Discovering the (W)hole Story:
On Fragments, Narrative, and Identity in the Embodied Essay
Perhaps we need a new name for this type of essay—one in which the topic demands both a traditional and segmented narrative form. The (w)hole essay? “(W)hole,” as in how I’ve created a new narrative for my father. He is no longer completely fragmented in my mind, and yet he is also more complex than the birth-to-death chronology of his life. His story is cumulative—having to do with the recognizable trail: his history of mental illness and addiction—and also fragmented; having to do with the chaotic and disparate ways in which I understood him. Bringing these two structures of my father’s story together to create a whole narrative of who he was, his identity, and how I identify him as my father. My identity in relation to him—fatherless. My whole identity is perhaps based on the fact that there is a father-shaped hole in my life. There’s poetry in our pauses, our considerations. But there’s also the language and narrative qualities of how my mother and I progressed through discovering the meaning of my father. These are the elements of life, the lyric space of living. Click here to continue reading.
“The Self-ish Genre”:
Questions of Authorial Selfhood and Ethics in First Person Creative Nonfiction
The centrality of the authorial “I” is what sets creative nonfiction, then, apart from adjacent genres such as biography and journalism, in which the author is reporting on people and events with a primary concern for accuracy, and in which the authorial perspective is of lesser concern than the events or people themselves. The role of theory here is to provide me with the ability to ask the questions I wish to ask; to give me the conceptual framework that makes their asking possible. But this is still an essay, and as such, it seeks to engage with these concepts in an open-ended way. As Adorno has written, “The essay… takes the anti-systematic impulse into its own procedure, and introduces concepts directly, ‘immediately,’ as it receives them. They gain their precision only through their relation to one another” (160). And so it will be here. It’s my goal to ask “What is the self in self-centered writing,” and then to think—in the company of the others I cite—about the ethical relationship between that self and the reader, but it isn’t my goal to come up with an answer. I doubt there is an answer. But there are certainly questions. Click here to continue reading.
Seeing in Embraces

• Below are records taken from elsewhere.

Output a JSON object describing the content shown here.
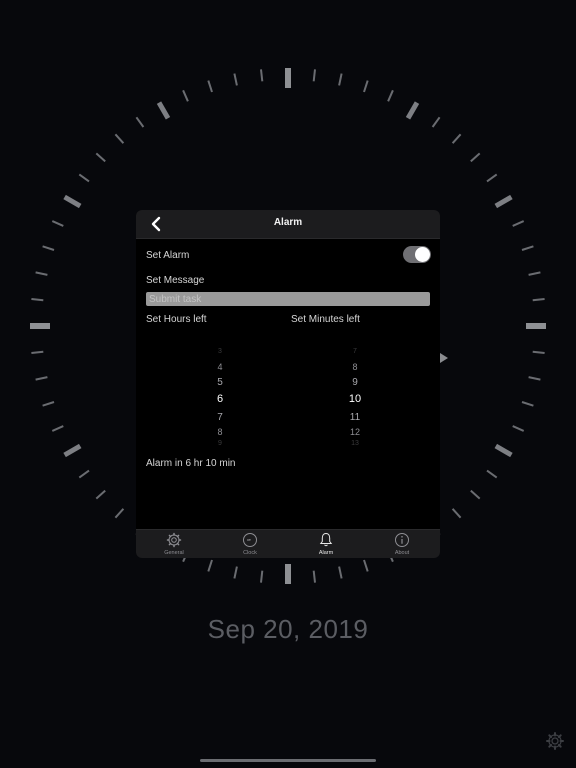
{
  "screen": {
    "date": "Sep 20, 2019"
  },
  "alarm_panel": {
    "title": "Alarm",
    "back_icon": "chevron-left-icon",
    "set_alarm_label": "Set Alarm",
    "set_alarm_on": true,
    "set_message_label": "Set Message",
    "message_value": "",
    "message_placeholder": "Submit task",
    "hours_label": "Set Hours left",
    "minutes_label": "Set Minutes left",
    "hours_picker": {
      "visible_values": [
        "3",
        "4",
        "5",
        "6",
        "7",
        "8",
        "9"
      ],
      "selected": "6"
    },
    "minutes_picker": {
      "visible_values": [
        "7",
        "8",
        "9",
        "10",
        "11",
        "12",
        "13"
      ],
      "selected": "10"
    },
    "status": "Alarm in 6 hr 10 min"
  },
  "tabbar": {
    "tabs": [
      {
        "label": "General",
        "icon": "gear-icon",
        "active": false
      },
      {
        "label": "Clock",
        "icon": "clock-icon",
        "active": false
      },
      {
        "label": "Alarm",
        "icon": "bell-icon",
        "active": true
      },
      {
        "label": "About",
        "icon": "info-icon",
        "active": false
      }
    ]
  },
  "colors": {
    "background": "#07080c",
    "tick": "#8a8c90",
    "panel": "#000000",
    "bar": "#1c1c1e"
  }
}
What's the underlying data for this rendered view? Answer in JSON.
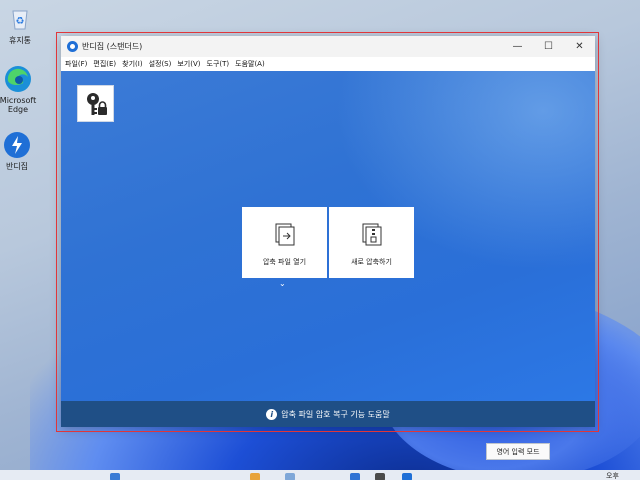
{
  "desktop": {
    "icons": [
      {
        "label": "휴지통",
        "icon": "recycle-bin-icon"
      },
      {
        "label": "Microsoft Edge",
        "icon": "edge-icon"
      },
      {
        "label": "반디집",
        "icon": "bandizip-icon"
      }
    ]
  },
  "window": {
    "title": "반디집 (스탠더드)",
    "controls": {
      "minimize": "—",
      "maximize": "☐",
      "close": "✕"
    },
    "menu": [
      "파일(F)",
      "편집(E)",
      "찾기(I)",
      "설정(S)",
      "보기(V)",
      "도구(T)",
      "도움말(A)"
    ],
    "cards": [
      {
        "label": "압축 파일 열기",
        "icon": "open-archive-icon"
      },
      {
        "label": "새로 압축하기",
        "icon": "new-archive-icon"
      }
    ],
    "toolbar_icon": "password-key-icon",
    "bottom_help": "압축 파일 암호 복구 기능 도움말"
  },
  "ime_tooltip": "영어 입력 모드",
  "clock": "오후 ",
  "colors": {
    "accent": "#2f72d4",
    "bottombar": "#1f4f86",
    "selection": "#e0363a"
  }
}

Yes, The Book of Embraces is a collection, a compilation of wonders and memories, a mosaic and a collage. But Galeano’s use of images in conjunction with text is more than an assortment of items or a composition technique. It is the point and power of the book. In addition to everything else, The Book of Embraces is a book about seeing, or perception. Through its anecdotes and illustrations, readers see the world through Galeano’s own sensitive and insightful vision. But more than that, the anecdotes and illustrations heighten the readers’ awareness of seeing and suggest lessons on how to see. Click here to continue reading.
Sentiment, Not Sentimentality
This anxiety about too much sentiment, so much anxiety that we go to great lengths to avoid even the scent of it in our work is taxing, but it certainly does mean we will be pushed to make on a conscious level a lot of craft-heavy choices in our writing and with greater frequency. But even succeeding on the craft level at avoiding sentimentality does not free women from the burden of answering questions in interviews about subject matter as is the case for Elena Passarello, or the almost inevitable demand from workshop peers and editors for revisions, for more of the personal. Click here to continue reading.